In focusing primarily on the struggle of a Jewish child, The Round Up offers an interesting take on the Holocaust. The writer does an extremely good job of both disseminating pertinent political information and evoking rich character and period detail, although the story does occasionally veer into melodrama. As written, it merits a consider.

The story handles topics many people know a great deal about in fairly unique ways. The writer focuses on less well-known aspects of World War II and the Holocaust — notably, the suffering children, the Jewish physicians, the young nurses, and the ignorance of many politicians and military officials — and does a pretty good job of constructing a story around these ideas.

The first act follows Jo (and his family and friends) from the moment he’s branded with yellow Stars of David. Although it’s clear where the story is headed, the writer manages to build some suspense as the treatment of the Weismanns by gentiles deteriorates, ultimately leading to the eponymous “round up.” The writer also does a fairly good job of efficiently explaining all the necessary political background; it only occasionally feels on-the-nose.

The second act introduces the script’s most harrowing and surprising sequence — shoving thousands of injured, ill, and/or orphaned Jews into a single, mammoth arena, left to the care of a beleaguered doctor, a few nurses and a small group of volunteers. It’s a very disturbing sequence that’s all too fleeting, as the huge group is quickly divided up and put on trains to concentration camps. Strangely, the concentration camp scenes do not have quite the same frightening effect as the round up in the arena. While upsetting, they have a peculiar by-the-numbers quality, and they tend to get melodramatic as the emotions get raw. Aside from the scenes with Annette and Sheinbaum, much of what occurs in the Beaune camp has been seen in other films.

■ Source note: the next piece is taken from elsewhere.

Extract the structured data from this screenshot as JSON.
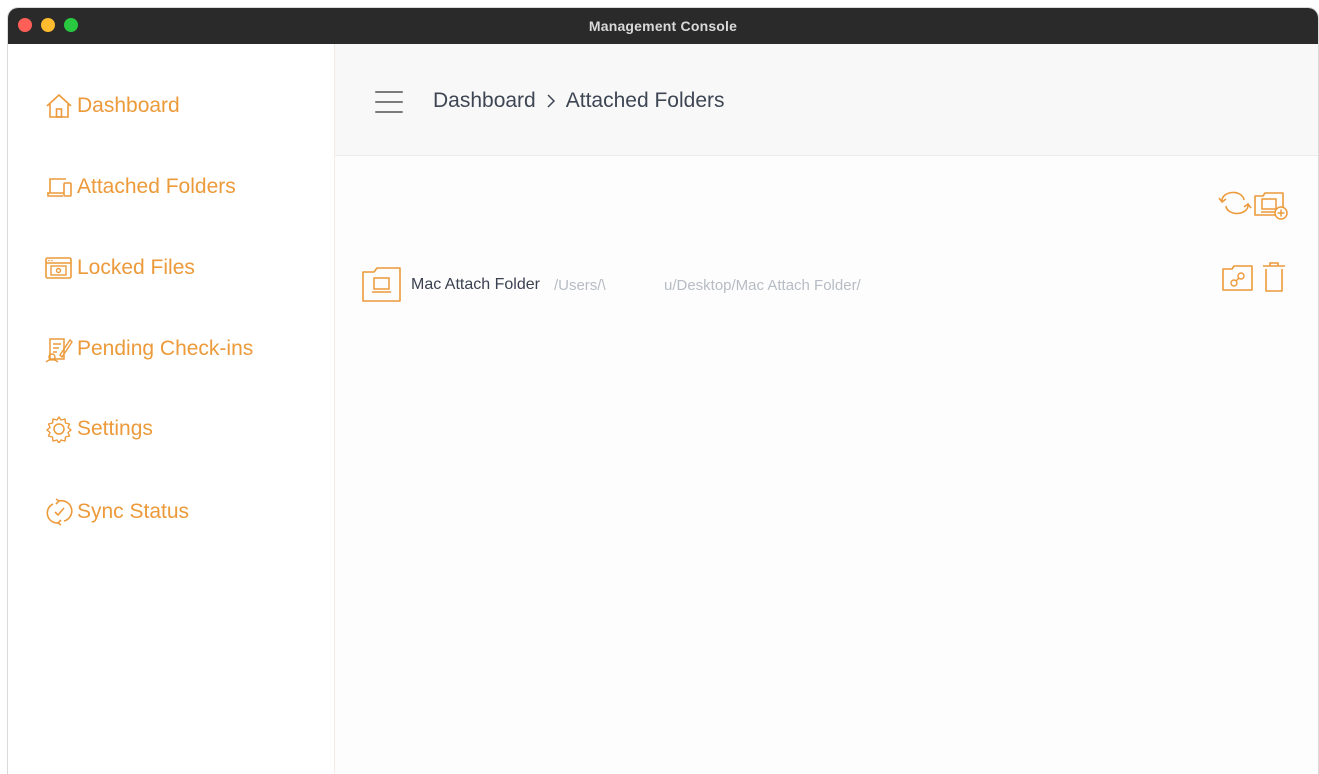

The third act chronicles Jo’s escape from Beaune after his family is ushered off to the death camps. Unfortunately, the writer starts off the screenplay by inserting file footage of the real-life, elderly Jo trying to describe his experience. This eliminates any suspense regarding Jo’s survival, which makes the details of his escape a little less compelling than they could have been. On the other hand, the writer manages to make Annette’s shock upon discovering the death camps heart-rending.

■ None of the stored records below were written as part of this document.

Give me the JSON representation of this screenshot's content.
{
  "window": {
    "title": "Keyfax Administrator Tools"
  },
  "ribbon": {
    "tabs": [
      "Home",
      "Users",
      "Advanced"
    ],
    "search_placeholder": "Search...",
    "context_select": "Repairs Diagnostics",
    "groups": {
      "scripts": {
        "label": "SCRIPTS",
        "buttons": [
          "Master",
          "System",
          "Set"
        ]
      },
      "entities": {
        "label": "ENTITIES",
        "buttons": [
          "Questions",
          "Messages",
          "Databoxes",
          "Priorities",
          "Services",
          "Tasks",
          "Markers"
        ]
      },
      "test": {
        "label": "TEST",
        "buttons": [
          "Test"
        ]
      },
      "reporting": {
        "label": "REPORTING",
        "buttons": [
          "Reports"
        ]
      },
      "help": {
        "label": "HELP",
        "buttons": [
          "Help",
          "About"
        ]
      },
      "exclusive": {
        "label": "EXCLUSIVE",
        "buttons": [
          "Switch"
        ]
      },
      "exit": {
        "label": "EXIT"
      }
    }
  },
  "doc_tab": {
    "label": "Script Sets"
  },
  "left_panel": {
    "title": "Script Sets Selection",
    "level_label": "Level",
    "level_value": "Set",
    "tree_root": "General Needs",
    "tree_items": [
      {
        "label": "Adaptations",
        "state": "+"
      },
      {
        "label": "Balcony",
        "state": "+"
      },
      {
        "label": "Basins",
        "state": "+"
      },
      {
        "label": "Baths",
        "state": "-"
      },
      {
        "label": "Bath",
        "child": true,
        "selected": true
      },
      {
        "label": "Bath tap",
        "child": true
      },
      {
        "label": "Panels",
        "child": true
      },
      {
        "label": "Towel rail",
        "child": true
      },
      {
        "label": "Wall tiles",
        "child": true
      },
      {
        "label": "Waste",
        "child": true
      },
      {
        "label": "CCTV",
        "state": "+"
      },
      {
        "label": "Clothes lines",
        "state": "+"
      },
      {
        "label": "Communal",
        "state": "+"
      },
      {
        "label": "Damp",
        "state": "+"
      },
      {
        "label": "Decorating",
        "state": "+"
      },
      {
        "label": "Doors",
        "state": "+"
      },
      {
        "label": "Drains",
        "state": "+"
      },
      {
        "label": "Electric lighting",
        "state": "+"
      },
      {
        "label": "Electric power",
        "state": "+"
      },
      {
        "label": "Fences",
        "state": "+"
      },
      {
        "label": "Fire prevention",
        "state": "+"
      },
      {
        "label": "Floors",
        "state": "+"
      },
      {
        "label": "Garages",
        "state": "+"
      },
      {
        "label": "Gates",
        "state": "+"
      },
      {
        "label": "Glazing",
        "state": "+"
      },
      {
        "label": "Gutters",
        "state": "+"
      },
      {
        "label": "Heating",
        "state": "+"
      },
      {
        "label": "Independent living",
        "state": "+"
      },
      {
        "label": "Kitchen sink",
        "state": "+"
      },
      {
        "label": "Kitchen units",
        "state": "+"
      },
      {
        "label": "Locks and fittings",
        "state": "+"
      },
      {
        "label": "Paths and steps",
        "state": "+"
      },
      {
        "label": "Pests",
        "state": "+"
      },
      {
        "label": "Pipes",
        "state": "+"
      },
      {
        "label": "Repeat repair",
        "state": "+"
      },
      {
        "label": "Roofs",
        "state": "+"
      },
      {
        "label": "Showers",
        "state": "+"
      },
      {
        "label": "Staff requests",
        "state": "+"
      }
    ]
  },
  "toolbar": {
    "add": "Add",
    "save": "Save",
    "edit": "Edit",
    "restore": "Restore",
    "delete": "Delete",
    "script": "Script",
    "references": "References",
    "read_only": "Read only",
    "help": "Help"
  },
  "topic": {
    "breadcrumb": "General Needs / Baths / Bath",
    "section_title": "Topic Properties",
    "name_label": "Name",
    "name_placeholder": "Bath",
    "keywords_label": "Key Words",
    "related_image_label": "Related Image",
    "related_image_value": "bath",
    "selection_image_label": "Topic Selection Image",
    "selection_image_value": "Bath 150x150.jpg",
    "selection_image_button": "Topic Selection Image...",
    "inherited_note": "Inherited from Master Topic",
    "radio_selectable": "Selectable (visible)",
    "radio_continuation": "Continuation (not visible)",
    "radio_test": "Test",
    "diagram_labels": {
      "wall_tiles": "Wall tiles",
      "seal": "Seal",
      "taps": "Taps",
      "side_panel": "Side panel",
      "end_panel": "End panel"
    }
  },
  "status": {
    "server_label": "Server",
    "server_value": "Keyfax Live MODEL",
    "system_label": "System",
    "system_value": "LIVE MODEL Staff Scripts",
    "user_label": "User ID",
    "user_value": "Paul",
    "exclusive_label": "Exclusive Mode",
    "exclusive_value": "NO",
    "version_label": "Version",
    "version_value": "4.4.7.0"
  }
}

The script has a massive ensemble, but it emphasizes Jo and Annette more than the others. The writer does a nice job of showing Jo’s youthful ingenuity and iron will to survive early in the script, since this spark fuels his eventual escape. She also manages to capture the slow crush of the concentration camp lifestyle. Despite his fear, Jo never seems to lose his spirit, but he does react quite powerfully to those close to him slowly losing the will to live. Annette has a similar arc, taking on the burden of the people she cares for without ever giving up the fight for the rights they should have.

As for the rest of the ensemble, the writer manages to give tiny shreds of depth and nuance to each of the supporting players, no matter how brief or thankless their role. From the military men coordinating the round up to the farm couple who turn in Jo and Kogan, everyone seems to have a small amount of individuality. This helps make the political intrigue more digestible, and the scope of characters will allow audiences to understand the wide variety of thoughts, attitudes, and emotions felt throughout France and Germany at the time.

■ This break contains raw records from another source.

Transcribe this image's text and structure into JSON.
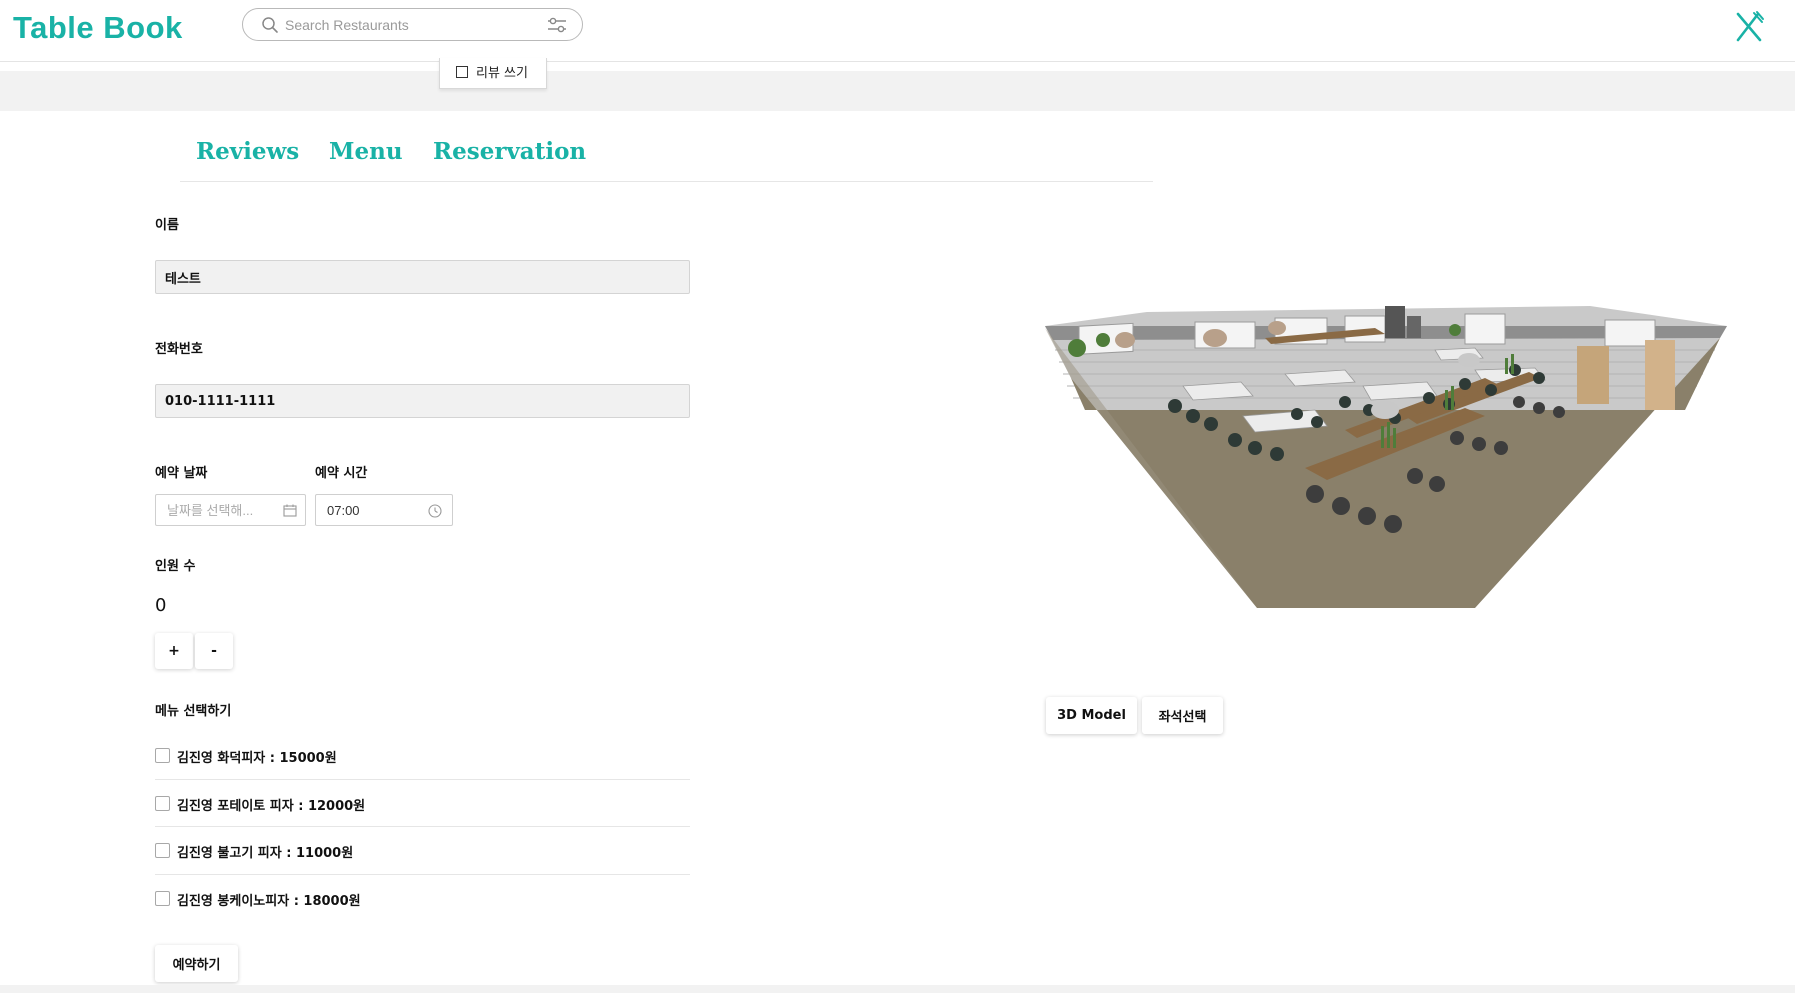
{
  "app": {
    "brand": "Table Book"
  },
  "header": {
    "search_placeholder": "Search Restaurants",
    "search_icon": "search-icon",
    "filter_icon": "filter-icon",
    "menu_icon": "utensils-icon"
  },
  "band": {
    "button_label": "리뷰 쓰기"
  },
  "tabs": [
    {
      "label": "Reviews"
    },
    {
      "label": "Menu"
    },
    {
      "label": "Reservation"
    }
  ],
  "form": {
    "name_label": "이름",
    "name_value": "테스트",
    "phone_label": "전화번호",
    "phone_value": "010-1111-1111",
    "date_label": "예약 날짜",
    "date_placeholder": "날짜를 선택해...",
    "time_label": "예약 시간",
    "time_value": "07:00",
    "people_label": "인원 수",
    "people_count": "0",
    "plus_label": "+",
    "minus_label": "-",
    "menu_label": "메뉴 선택하기",
    "menu_items": [
      {
        "label": "김진영 화덕피자 : 15000원",
        "checked": false
      },
      {
        "label": "김진영 포테이토 피자 : 12000원",
        "checked": false
      },
      {
        "label": "김진영 불고기 피자 : 11000원",
        "checked": false
      },
      {
        "label": "김진영 봉케이노피자 : 18000원",
        "checked": false
      }
    ],
    "submit_label": "예약하기"
  },
  "model": {
    "btn_3d": "3D Model",
    "btn_seat": "좌석선택"
  },
  "colors": {
    "accent": "#19b2a6",
    "band": "#f2f2f2",
    "field_bg": "#f1f1f1"
  }
}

The strong characters certainly make it easier to look past the story problems, but if the filmmakers don’t cast equally strong actors in the roles, the end result may fall flat.

Posted by D. B. Bates on October 29, 2009 10:11 PM